What you will do —
Return every entry exactly. Leave nothing out.

(Beginning of Entries shown)

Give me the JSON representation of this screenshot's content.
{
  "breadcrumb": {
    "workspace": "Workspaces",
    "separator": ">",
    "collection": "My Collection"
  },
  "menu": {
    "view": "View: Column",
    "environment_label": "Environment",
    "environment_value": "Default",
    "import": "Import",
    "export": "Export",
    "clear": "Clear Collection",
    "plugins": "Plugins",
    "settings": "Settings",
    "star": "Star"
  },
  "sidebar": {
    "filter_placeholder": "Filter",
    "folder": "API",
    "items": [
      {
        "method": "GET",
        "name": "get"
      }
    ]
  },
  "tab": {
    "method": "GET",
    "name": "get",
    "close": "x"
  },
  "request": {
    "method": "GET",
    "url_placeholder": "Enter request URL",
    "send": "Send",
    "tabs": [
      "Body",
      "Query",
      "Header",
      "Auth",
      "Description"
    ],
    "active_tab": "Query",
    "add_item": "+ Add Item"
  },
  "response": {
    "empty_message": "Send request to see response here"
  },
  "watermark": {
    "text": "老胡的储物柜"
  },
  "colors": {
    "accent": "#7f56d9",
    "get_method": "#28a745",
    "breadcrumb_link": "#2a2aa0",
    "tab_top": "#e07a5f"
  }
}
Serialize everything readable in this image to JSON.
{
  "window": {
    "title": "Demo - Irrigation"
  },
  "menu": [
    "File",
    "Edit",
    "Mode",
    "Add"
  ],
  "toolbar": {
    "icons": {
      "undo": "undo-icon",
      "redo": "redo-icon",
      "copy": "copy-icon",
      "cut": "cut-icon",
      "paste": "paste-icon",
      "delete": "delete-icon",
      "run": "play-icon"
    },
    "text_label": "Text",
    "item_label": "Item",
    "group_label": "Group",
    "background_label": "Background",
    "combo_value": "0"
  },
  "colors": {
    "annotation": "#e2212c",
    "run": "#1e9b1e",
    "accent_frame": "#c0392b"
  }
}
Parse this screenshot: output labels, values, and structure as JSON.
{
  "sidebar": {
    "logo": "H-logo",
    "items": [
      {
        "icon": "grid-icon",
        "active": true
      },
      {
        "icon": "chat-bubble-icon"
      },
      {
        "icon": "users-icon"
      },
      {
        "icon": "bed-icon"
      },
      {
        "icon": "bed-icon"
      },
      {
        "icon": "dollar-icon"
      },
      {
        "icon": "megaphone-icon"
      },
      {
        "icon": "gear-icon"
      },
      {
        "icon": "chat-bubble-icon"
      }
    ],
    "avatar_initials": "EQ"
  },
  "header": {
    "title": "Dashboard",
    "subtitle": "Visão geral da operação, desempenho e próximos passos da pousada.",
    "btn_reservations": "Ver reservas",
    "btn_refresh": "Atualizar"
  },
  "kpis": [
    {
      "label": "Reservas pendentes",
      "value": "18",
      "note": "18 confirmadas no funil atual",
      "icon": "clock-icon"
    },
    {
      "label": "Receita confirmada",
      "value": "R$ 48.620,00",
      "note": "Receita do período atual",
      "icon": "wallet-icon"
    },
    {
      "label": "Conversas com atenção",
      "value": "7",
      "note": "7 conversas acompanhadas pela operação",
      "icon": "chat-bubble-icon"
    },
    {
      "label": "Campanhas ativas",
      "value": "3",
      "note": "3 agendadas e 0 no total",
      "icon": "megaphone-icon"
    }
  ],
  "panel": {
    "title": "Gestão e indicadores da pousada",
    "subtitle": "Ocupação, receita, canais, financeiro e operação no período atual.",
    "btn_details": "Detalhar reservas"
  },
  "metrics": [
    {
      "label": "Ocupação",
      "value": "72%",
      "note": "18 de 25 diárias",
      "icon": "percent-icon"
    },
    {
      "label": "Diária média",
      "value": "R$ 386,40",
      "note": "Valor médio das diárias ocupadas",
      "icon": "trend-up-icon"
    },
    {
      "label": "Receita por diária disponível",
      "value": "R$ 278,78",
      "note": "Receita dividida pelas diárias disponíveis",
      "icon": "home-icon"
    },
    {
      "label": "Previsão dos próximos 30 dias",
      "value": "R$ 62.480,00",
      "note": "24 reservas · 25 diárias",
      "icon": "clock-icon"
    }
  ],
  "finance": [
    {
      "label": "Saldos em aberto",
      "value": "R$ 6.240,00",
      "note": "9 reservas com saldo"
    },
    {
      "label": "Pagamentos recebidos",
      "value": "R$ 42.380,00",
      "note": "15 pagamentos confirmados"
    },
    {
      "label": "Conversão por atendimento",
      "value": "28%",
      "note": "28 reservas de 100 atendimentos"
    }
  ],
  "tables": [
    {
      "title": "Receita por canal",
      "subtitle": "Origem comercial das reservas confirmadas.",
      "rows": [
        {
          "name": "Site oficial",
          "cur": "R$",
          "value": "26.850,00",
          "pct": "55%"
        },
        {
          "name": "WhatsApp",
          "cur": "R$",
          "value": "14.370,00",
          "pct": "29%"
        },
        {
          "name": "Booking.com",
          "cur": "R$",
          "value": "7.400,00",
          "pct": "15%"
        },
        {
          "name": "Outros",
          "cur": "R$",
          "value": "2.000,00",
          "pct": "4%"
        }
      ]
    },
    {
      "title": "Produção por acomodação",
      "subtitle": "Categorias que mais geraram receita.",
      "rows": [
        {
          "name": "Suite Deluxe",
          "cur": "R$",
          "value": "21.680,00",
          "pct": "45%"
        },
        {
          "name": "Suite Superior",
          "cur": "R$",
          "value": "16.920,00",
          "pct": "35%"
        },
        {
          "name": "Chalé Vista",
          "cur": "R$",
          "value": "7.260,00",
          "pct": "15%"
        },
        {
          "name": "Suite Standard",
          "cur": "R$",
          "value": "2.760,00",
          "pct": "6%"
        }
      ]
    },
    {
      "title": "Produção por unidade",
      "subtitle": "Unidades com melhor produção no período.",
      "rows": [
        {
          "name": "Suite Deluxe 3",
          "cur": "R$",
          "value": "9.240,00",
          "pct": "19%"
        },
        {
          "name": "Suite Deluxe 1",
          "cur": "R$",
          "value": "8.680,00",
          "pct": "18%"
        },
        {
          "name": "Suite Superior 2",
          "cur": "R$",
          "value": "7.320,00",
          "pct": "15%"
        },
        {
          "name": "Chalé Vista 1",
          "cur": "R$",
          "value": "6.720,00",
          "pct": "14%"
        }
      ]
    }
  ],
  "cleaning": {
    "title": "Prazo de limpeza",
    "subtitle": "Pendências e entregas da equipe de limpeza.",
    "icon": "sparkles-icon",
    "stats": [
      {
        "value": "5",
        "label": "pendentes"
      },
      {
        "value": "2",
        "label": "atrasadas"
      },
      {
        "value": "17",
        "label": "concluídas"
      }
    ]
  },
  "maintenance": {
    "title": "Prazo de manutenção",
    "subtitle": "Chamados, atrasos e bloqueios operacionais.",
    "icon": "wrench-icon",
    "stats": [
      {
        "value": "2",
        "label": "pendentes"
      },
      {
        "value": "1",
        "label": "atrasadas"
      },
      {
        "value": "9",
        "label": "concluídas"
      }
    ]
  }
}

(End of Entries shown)

Task response —
Give me the JSON representation of this screenshot's content.
{
  "breadcrumb": {
    "workspace": "Workspaces",
    "separator": ">",
    "collection": "My Collection"
  },
  "menu": {
    "view": "View: Column",
    "environment_label": "Environment",
    "environment_value": "Default",
    "import": "Import",
    "export": "Export",
    "clear": "Clear Collection",
    "plugins": "Plugins",
    "settings": "Settings",
    "star": "Star"
  },
  "sidebar": {
    "filter_placeholder": "Filter",
    "folder": "API",
    "items": [
      {
        "method": "GET",
        "name": "get"
      }
    ]
  },
  "tab": {
    "method": "GET",
    "name": "get",
    "close": "x"
  },
  "request": {
    "method": "GET",
    "url_placeholder": "Enter request URL",
    "send": "Send",
    "tabs": [
      "Body",
      "Query",
      "Header",
      "Auth",
      "Description"
    ],
    "active_tab": "Query",
    "add_item": "+ Add Item"
  },
  "response": {
    "empty_message": "Send request to see response here"
  },
  "watermark": {
    "text": "老胡的储物柜"
  },
  "colors": {
    "accent": "#7f56d9",
    "get_method": "#28a745",
    "breadcrumb_link": "#2a2aa0",
    "tab_top": "#e07a5f"
  }
}
Serialize everything readable in this image to JSON.
{
  "window": {
    "title": "Demo - Irrigation"
  },
  "menu": [
    "File",
    "Edit",
    "Mode",
    "Add"
  ],
  "toolbar": {
    "icons": {
      "undo": "undo-icon",
      "redo": "redo-icon",
      "copy": "copy-icon",
      "cut": "cut-icon",
      "paste": "paste-icon",
      "delete": "delete-icon",
      "run": "play-icon"
    },
    "text_label": "Text",
    "item_label": "Item",
    "group_label": "Group",
    "background_label": "Background",
    "combo_value": "0"
  },
  "colors": {
    "annotation": "#e2212c",
    "run": "#1e9b1e",
    "accent_frame": "#c0392b"
  }
}
Parse this screenshot: output labels, values, and structure as JSON.
{
  "sidebar": {
    "logo": "H-logo",
    "items": [
      {
        "icon": "grid-icon",
        "active": true
      },
      {
        "icon": "chat-bubble-icon"
      },
      {
        "icon": "users-icon"
      },
      {
        "icon": "bed-icon"
      },
      {
        "icon": "bed-icon"
      },
      {
        "icon": "dollar-icon"
      },
      {
        "icon": "megaphone-icon"
      },
      {
        "icon": "gear-icon"
      },
      {
        "icon": "chat-bubble-icon"
      }
    ],
    "avatar_initials": "EQ"
  },
  "header": {
    "title": "Dashboard",
    "subtitle": "Visão geral da operação, desempenho e próximos passos da pousada.",
    "btn_reservations": "Ver reservas",
    "btn_refresh": "Atualizar"
  },
  "kpis": [
    {
      "label": "Reservas pendentes",
      "value": "18",
      "note": "18 confirmadas no funil atual",
      "icon": "clock-icon"
    },
    {
      "label": "Receita confirmada",
      "value": "R$ 48.620,00",
      "note": "Receita do período atual",
      "icon": "wallet-icon"
    },
    {
      "label": "Conversas com atenção",
      "value": "7",
      "note": "7 conversas acompanhadas pela operação",
      "icon": "chat-bubble-icon"
    },
    {
      "label": "Campanhas ativas",
      "value": "3",
      "note": "3 agendadas e 0 no total",
      "icon": "megaphone-icon"
    }
  ],
  "panel": {
    "title": "Gestão e indicadores da pousada",
    "subtitle": "Ocupação, receita, canais, financeiro e operação no período atual.",
    "btn_details": "Detalhar reservas"
  },
  "metrics": [
    {
      "label": "Ocupação",
      "value": "72%",
      "note": "18 de 25 diárias",
      "icon": "percent-icon"
    },
    {
      "label": "Diária média",
      "value": "R$ 386,40",
      "note": "Valor médio das diárias ocupadas",
      "icon": "trend-up-icon"
    },
    {
      "label": "Receita por diária disponível",
      "value": "R$ 278,78",
      "note": "Receita dividida pelas diárias disponíveis",
      "icon": "home-icon"
    },
    {
      "label": "Previsão dos próximos 30 dias",
      "value": "R$ 62.480,00",
      "note": "24 reservas · 25 diárias",
      "icon": "clock-icon"
    }
  ],
  "finance": [
    {
      "label": "Saldos em aberto",
      "value": "R$ 6.240,00",
      "note": "9 reservas com saldo"
    },
    {
      "label": "Pagamentos recebidos",
      "value": "R$ 42.380,00",
      "note": "15 pagamentos confirmados"
    },
    {
      "label": "Conversão por atendimento",
      "value": "28%",
      "note": "28 reservas de 100 atendimentos"
    }
  ],
  "tables": [
    {
      "title": "Receita por canal",
      "subtitle": "Origem comercial das reservas confirmadas.",
      "rows": [
        {
          "name": "Site oficial",
          "cur": "R$",
          "value": "26.850,00",
          "pct": "55%"
        },
        {
          "name": "WhatsApp",
          "cur": "R$",
          "value": "14.370,00",
          "pct": "29%"
        },
        {
          "name": "Booking.com",
          "cur": "R$",
          "value": "7.400,00",
          "pct": "15%"
        },
        {
          "name": "Outros",
          "cur": "R$",
          "value": "2.000,00",
          "pct": "4%"
        }
      ]
    },
    {
      "title": "Produção por acomodação",
      "subtitle": "Categorias que mais geraram receita.",
      "rows": [
        {
          "name": "Suite Deluxe",
          "cur": "R$",
          "value": "21.680,00",
          "pct": "45%"
        },
        {
          "name": "Suite Superior",
          "cur": "R$",
          "value": "16.920,00",
          "pct": "35%"
        },
        {
          "name": "Chalé Vista",
          "cur": "R$",
          "value": "7.260,00",
          "pct": "15%"
        },
        {
          "name": "Suite Standard",
          "cur": "R$",
          "value": "2.760,00",
          "pct": "6%"
        }
      ]
    },
    {
      "title": "Produção por unidade",
      "subtitle": "Unidades com melhor produção no período.",
      "rows": [
        {
          "name": "Suite Deluxe 3",
          "cur": "R$",
          "value": "9.240,00",
          "pct": "19%"
        },
        {
          "name": "Suite Deluxe 1",
          "cur": "R$",
          "value": "8.680,00",
          "pct": "18%"
        },
        {
          "name": "Suite Superior 2",
          "cur": "R$",
          "value": "7.320,00",
          "pct": "15%"
        },
        {
          "name": "Chalé Vista 1",
          "cur": "R$",
          "value": "6.720,00",
          "pct": "14%"
        }
      ]
    }
  ],
  "cleaning": {
    "title": "Prazo de limpeza",
    "subtitle": "Pendências e entregas da equipe de limpeza.",
    "icon": "sparkles-icon",
    "stats": [
      {
        "value": "5",
        "label": "pendentes"
      },
      {
        "value": "2",
        "label": "atrasadas"
      },
      {
        "value": "17",
        "label": "concluídas"
      }
    ]
  },
  "maintenance": {
    "title": "Prazo de manutenção",
    "subtitle": "Chamados, atrasos e bloqueios operacionais.",
    "icon": "wrench-icon",
    "stats": [
      {
        "value": "2",
        "label": "pendentes"
      },
      {
        "value": "1",
        "label": "atrasadas"
      },
      {
        "value": "9",
        "label": "concluídas"
      }
    ]
  }
}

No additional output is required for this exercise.